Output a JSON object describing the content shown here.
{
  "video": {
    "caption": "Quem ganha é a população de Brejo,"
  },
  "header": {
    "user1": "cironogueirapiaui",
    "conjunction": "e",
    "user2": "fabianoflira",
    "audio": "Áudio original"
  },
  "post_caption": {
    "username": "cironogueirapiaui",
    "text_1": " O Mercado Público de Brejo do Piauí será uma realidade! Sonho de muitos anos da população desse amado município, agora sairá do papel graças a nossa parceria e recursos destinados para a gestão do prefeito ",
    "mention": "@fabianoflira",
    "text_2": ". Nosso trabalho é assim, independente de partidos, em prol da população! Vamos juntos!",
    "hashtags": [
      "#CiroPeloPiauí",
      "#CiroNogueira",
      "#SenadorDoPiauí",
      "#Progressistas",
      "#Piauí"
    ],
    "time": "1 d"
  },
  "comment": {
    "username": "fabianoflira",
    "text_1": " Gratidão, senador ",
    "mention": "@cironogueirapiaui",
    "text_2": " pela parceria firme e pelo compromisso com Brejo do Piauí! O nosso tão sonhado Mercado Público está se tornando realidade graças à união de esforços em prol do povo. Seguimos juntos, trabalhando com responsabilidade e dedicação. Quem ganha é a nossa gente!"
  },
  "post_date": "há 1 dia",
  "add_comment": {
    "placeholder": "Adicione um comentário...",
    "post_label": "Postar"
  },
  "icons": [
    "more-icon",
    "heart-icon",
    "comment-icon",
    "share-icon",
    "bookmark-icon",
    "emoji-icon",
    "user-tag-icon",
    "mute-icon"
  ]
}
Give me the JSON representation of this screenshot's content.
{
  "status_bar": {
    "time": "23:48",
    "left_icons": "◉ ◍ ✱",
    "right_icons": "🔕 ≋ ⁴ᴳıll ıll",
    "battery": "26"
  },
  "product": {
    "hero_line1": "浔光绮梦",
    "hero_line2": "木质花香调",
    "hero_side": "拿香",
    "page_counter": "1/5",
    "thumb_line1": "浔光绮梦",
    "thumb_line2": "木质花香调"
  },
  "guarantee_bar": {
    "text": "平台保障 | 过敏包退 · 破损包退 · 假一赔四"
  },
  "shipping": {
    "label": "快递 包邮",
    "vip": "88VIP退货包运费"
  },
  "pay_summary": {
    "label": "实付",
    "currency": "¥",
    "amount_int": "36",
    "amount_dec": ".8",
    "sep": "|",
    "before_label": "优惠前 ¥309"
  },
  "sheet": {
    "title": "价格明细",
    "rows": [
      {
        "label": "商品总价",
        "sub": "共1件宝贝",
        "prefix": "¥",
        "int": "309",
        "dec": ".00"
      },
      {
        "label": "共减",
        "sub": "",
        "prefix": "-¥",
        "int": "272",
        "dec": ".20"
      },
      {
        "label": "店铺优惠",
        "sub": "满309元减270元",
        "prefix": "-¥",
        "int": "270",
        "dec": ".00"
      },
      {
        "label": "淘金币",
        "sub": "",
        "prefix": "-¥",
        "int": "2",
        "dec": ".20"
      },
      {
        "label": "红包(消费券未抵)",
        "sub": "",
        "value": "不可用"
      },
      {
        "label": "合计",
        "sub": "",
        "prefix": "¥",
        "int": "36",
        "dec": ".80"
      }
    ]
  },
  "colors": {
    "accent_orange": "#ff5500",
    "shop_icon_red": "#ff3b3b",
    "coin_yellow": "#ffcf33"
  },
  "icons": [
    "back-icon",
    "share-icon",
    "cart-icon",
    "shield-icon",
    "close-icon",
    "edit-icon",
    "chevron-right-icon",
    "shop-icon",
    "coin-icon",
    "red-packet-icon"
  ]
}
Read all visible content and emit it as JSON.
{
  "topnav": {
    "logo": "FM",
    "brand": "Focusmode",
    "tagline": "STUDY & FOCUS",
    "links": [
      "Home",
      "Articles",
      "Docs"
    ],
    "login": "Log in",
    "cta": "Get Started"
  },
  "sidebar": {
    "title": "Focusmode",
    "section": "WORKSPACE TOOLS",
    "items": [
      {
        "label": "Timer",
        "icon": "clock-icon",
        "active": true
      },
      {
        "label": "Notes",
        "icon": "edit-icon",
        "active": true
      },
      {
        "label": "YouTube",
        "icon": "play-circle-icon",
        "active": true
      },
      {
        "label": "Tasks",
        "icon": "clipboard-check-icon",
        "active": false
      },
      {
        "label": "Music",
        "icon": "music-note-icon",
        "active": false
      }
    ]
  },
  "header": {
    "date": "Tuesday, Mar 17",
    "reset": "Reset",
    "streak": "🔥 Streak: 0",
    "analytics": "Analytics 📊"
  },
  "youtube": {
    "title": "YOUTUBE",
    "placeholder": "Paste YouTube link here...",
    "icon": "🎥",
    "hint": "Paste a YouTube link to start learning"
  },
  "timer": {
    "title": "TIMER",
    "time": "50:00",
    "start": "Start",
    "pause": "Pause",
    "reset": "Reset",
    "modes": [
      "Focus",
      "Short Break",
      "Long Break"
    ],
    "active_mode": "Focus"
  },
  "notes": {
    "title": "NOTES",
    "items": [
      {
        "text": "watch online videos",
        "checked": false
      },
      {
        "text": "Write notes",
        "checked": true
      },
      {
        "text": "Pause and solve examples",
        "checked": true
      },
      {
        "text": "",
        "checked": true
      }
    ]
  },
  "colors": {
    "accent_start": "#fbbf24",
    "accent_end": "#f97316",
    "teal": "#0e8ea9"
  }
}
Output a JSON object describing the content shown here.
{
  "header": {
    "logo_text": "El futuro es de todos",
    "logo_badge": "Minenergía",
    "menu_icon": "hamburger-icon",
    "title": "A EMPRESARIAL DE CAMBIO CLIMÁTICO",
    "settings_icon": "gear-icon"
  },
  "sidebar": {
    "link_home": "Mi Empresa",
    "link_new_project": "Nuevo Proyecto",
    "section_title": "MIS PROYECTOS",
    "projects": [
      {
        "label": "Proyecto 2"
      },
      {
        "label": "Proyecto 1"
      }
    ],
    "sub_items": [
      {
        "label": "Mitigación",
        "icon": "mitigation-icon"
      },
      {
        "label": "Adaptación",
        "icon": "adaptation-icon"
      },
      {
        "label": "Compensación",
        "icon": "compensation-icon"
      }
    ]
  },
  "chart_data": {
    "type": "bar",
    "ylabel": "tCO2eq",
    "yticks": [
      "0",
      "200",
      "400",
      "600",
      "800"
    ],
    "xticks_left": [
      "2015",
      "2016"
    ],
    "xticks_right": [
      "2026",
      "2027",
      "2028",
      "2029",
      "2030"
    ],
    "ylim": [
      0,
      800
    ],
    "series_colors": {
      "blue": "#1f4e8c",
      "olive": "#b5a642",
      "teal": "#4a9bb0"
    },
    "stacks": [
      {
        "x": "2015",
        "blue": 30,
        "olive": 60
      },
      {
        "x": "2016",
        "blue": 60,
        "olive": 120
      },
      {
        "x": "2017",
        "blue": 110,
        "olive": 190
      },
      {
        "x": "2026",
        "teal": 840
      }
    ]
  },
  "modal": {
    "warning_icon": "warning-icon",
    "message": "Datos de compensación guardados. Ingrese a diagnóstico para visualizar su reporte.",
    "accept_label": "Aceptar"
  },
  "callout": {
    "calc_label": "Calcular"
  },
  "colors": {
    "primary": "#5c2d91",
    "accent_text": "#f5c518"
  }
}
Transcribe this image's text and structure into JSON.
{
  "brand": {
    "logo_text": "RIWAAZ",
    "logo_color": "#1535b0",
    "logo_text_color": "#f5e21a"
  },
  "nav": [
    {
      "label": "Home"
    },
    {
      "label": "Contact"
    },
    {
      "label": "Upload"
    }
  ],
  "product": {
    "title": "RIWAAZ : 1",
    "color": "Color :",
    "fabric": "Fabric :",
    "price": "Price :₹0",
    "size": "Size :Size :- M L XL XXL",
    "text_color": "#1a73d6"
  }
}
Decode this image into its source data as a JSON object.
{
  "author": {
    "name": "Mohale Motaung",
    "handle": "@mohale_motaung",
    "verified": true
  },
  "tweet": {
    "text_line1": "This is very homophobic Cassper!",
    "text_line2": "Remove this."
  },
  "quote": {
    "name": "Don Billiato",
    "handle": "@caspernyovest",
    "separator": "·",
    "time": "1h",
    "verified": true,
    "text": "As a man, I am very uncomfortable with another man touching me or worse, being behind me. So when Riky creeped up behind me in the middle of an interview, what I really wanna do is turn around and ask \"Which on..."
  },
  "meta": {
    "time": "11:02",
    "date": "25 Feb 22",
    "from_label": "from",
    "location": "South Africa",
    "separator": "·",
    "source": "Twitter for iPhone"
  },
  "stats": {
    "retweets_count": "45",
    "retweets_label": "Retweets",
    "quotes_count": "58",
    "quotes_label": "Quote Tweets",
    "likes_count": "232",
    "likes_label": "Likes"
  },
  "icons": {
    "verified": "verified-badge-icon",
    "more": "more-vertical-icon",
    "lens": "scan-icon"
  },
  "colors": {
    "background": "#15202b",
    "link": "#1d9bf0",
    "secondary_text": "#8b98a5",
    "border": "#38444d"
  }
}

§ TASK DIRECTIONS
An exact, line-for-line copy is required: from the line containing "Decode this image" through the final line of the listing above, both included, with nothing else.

§ RESULT BELOW
Decode this image into its source data as a JSON object.
{
  "author": {
    "name": "Mohale Motaung",
    "handle": "@mohale_motaung",
    "verified": true
  },
  "tweet": {
    "text_line1": "This is very homophobic Cassper!",
    "text_line2": "Remove this."
  },
  "quote": {
    "name": "Don Billiato",
    "handle": "@caspernyovest",
    "separator": "·",
    "time": "1h",
    "verified": true,
    "text": "As a man, I am very uncomfortable with another man touching me or worse, being behind me. So when Riky creeped up behind me in the middle of an interview, what I really wanna do is turn around and ask \"Which on..."
  },
  "meta": {
    "time": "11:02",
    "date": "25 Feb 22",
    "from_label": "from",
    "location": "South Africa",
    "separator": "·",
    "source": "Twitter for iPhone"
  },
  "stats": {
    "retweets_count": "45",
    "retweets_label": "Retweets",
    "quotes_count": "58",
    "quotes_label": "Quote Tweets",
    "likes_count": "232",
    "likes_label": "Likes"
  },
  "icons": {
    "verified": "verified-badge-icon",
    "more": "more-vertical-icon",
    "lens": "scan-icon"
  },
  "colors": {
    "background": "#15202b",
    "link": "#1d9bf0",
    "secondary_text": "#8b98a5",
    "border": "#38444d"
  }
}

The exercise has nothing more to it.